------ Data in this exercise
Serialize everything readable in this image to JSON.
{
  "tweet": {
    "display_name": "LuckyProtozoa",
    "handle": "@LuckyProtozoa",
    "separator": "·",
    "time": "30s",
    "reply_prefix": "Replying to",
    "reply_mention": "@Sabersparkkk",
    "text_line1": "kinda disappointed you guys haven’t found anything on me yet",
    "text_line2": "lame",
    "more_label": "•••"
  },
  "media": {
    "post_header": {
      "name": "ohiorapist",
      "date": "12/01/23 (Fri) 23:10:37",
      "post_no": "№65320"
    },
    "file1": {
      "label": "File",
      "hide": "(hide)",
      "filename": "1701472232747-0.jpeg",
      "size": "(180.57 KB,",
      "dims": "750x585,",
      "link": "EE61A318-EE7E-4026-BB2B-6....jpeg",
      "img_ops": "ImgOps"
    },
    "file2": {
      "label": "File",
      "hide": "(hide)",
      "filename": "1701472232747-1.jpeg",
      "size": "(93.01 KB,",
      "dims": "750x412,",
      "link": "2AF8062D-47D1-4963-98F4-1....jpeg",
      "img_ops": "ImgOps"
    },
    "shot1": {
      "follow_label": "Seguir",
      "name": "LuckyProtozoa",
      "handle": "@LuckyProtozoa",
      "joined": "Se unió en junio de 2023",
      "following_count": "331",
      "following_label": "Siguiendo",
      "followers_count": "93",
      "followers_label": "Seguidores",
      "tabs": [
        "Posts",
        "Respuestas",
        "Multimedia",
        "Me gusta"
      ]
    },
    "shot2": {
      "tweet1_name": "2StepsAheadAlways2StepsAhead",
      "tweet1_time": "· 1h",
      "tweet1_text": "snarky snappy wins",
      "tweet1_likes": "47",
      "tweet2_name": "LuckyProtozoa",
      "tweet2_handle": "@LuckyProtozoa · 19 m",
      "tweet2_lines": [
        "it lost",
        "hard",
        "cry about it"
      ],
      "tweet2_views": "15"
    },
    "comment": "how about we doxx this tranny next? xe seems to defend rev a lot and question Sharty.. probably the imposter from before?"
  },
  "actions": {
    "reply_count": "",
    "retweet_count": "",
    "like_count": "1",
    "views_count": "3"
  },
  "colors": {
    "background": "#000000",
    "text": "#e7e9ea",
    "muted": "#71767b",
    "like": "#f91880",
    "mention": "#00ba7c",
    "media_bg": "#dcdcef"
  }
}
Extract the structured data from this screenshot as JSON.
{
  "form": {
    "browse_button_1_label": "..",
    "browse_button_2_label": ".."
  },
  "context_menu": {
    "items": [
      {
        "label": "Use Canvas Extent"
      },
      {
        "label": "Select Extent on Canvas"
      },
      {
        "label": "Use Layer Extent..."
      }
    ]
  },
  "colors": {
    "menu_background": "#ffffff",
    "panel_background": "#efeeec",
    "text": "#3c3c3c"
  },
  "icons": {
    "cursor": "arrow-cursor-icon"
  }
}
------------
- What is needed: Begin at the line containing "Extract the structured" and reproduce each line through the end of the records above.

- Your response:
Extract the structured data from this screenshot as JSON.
{
  "form": {
    "browse_button_1_label": "..",
    "browse_button_2_label": ".."
  },
  "context_menu": {
    "items": [
      {
        "label": "Use Canvas Extent"
      },
      {
        "label": "Select Extent on Canvas"
      },
      {
        "label": "Use Layer Extent..."
      }
    ]
  },
  "colors": {
    "menu_background": "#ffffff",
    "panel_background": "#efeeec",
    "text": "#3c3c3c"
  },
  "icons": {
    "cursor": "arrow-cursor-icon"
  }
}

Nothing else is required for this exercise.